1) a narrow alleyway or an alleyway between 1 to 3 meters wide;
2) the length of a koochehe varies from some 20, 30 to 200 or more meters;
3) a koochehe must be bordered by tall, clay walls of the traditional buildings. Therefore, a narrow footway or an alleyway, from a street to a house, or a lane in a garden, that exits in western cities is not a koochehe. The width of a koochehe is bordered by the tall walls of the traditional houses;
4) koochehes are irregular in their length; straight, curved, U shape, semi-circular; arc-shaped curve, etc.
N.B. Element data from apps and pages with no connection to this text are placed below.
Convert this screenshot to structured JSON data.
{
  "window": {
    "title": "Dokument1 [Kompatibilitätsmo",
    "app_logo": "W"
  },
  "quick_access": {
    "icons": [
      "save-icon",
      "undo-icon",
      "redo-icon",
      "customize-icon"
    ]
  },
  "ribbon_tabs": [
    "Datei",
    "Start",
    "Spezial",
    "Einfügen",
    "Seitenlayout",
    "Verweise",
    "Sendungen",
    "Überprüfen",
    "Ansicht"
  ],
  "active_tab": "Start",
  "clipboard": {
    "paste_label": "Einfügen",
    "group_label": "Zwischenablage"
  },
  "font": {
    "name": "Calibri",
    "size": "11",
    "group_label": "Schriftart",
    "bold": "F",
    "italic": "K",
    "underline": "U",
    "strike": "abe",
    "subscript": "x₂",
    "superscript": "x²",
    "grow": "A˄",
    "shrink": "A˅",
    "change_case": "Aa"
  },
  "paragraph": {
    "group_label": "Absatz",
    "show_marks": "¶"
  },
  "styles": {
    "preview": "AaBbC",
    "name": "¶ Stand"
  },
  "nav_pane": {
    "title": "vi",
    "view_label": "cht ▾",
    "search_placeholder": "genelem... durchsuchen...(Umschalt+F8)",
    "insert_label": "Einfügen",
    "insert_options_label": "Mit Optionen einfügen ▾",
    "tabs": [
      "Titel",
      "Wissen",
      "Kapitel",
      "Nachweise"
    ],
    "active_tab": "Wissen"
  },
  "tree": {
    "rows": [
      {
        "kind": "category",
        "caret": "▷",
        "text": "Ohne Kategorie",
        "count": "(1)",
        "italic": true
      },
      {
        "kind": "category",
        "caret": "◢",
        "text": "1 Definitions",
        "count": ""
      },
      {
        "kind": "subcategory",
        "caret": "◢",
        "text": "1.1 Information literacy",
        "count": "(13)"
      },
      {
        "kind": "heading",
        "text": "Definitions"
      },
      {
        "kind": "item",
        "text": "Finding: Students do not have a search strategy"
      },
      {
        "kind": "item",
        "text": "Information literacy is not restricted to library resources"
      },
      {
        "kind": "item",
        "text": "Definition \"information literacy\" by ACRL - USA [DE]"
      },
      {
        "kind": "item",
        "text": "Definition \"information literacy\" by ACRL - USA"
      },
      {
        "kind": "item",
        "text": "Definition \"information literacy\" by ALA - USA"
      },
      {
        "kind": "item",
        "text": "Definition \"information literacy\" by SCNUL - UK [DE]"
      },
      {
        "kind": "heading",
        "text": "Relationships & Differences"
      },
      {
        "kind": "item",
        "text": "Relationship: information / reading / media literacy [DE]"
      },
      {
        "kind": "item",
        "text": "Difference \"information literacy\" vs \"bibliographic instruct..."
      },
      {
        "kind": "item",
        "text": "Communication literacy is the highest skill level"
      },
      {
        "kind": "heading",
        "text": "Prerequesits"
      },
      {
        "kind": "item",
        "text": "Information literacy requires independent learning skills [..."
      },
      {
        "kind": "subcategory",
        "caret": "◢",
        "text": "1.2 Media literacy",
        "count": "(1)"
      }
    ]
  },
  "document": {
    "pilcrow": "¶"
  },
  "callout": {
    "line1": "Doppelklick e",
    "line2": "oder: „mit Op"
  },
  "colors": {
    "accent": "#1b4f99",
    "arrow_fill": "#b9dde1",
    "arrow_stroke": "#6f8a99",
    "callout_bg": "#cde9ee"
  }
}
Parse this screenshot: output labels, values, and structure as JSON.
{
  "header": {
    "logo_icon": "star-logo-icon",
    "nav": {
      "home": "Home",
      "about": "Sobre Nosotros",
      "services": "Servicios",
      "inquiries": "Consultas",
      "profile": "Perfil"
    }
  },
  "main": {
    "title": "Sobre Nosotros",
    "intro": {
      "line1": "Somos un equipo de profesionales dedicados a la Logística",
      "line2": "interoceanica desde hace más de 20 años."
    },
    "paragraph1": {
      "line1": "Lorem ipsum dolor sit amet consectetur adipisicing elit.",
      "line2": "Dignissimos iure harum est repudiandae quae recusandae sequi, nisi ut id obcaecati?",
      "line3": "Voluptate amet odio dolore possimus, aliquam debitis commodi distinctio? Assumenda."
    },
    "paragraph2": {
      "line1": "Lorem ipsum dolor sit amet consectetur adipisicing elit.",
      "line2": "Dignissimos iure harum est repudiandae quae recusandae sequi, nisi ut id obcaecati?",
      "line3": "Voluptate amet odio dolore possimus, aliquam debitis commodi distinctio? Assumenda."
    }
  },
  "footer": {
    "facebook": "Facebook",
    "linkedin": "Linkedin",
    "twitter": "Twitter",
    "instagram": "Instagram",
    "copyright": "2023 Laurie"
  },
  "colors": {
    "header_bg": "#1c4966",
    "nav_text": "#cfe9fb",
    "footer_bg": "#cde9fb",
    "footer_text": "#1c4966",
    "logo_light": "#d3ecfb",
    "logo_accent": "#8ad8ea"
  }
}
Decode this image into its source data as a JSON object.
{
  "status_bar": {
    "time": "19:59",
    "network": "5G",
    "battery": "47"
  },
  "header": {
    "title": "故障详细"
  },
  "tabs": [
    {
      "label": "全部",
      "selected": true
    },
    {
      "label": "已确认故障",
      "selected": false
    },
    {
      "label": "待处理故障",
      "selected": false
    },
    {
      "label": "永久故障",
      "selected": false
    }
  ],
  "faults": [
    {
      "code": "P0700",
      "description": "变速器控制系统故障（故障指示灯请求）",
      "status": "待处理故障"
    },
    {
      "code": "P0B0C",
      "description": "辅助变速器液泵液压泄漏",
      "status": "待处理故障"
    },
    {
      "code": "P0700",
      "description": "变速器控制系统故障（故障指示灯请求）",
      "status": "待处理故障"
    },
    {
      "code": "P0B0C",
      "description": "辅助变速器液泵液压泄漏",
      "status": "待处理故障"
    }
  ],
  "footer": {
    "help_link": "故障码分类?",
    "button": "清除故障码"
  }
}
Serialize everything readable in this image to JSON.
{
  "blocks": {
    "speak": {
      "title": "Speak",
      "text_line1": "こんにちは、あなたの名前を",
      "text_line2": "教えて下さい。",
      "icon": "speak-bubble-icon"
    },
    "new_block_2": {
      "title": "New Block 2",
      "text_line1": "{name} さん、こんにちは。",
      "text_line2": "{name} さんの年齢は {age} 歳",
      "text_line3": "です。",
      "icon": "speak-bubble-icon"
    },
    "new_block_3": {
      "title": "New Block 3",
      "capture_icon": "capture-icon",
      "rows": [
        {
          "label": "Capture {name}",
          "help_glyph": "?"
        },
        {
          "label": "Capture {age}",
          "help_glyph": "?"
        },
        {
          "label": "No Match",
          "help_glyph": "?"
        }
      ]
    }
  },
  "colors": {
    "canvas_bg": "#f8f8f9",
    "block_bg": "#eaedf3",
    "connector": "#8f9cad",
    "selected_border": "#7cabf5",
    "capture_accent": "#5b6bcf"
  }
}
5) a koochehe is not a street, nor an avenue, nor a passageway, nor even a footpath as they exit in the western cities. For example, there is a reference to narrow passageways in Caernarfon, north Wales, in a tourist pamphlet by the Wales Tourist Authority. Those alleyways, most likely, are not koochehes similar to the koochehes that exist in Yazd City (-- i.e., the walls on the two sides of the passageways are stone walls; they also may not be a maze of narrow alleyways). There is also a narrow alleyway in the city of Stockholm, Sweden, that can be viewed by a search in Google. This famous alleyway in Stockholm is a narrow alleyway between two tall buildings and in the slope of a hill. Although the alleyway in Stockholm is very narrow and unique ( -- one or two pages of Google are introducing it), it is different than the koochehes in the indigenous structure of the historic cities of Iran.
A typical koochehe is about 1 meter wide and from some 30 to 100 or 200 meters long. In the historic cities of Iran, the koochehes are connected together and form a maze of narrow, corridor-like footpaths bordered by tall walls of the traditional houses ( in Farsi words: koochehe pass koochehes).
Up to about 100 years ago, the koochehes were the main roads in a village or in a town or in a city. When there were no cars in Iran, a rich person usually using a mule to go from his traditional house in a koochehe to his shop in a traditional baazaar.
An important characteristic of this indigenous urban feature is that the koochehes are normally clean and quiet as the residents of the traditional houses in a koochehe sweep and clean the koochehe in front of their entrance doors and as usually the residents of the traditional houses pass through a koochehe. Furthermore, the sound of feet of a person walking in a koochehe, because of the familiarity of the residents with the walking styles of the residents of a koochehe, would tell the residents of the traditional houses whether the walking person in the koochehe is a member of the houses in the koochehe or is a stranger.
Because of a modernization process in Iran and the need for a wide street to allow the passage of cars, many koochehes are widened in the past 50 to 100 years. In the historic cities of Iran, therefore, only limited number of koochehes still exist. But in Yazd City, many are still in good shapes.
Finally, a koochehe is such a unique indigenous, structural feature that best can be defined to people from other countries by a picture ( i.e., this volume). And as a very unique, urban feature among the cities of the world, the koochehes well deserve to be introduced as an independent subject. Therefore, for the first time the koochehes and clay buttresses are selected as a topic for a book by the author so that the visual journey to Yazd province is concluded with a record of the koochehes ( the narrow alleyways or passageways) and clay buttresses.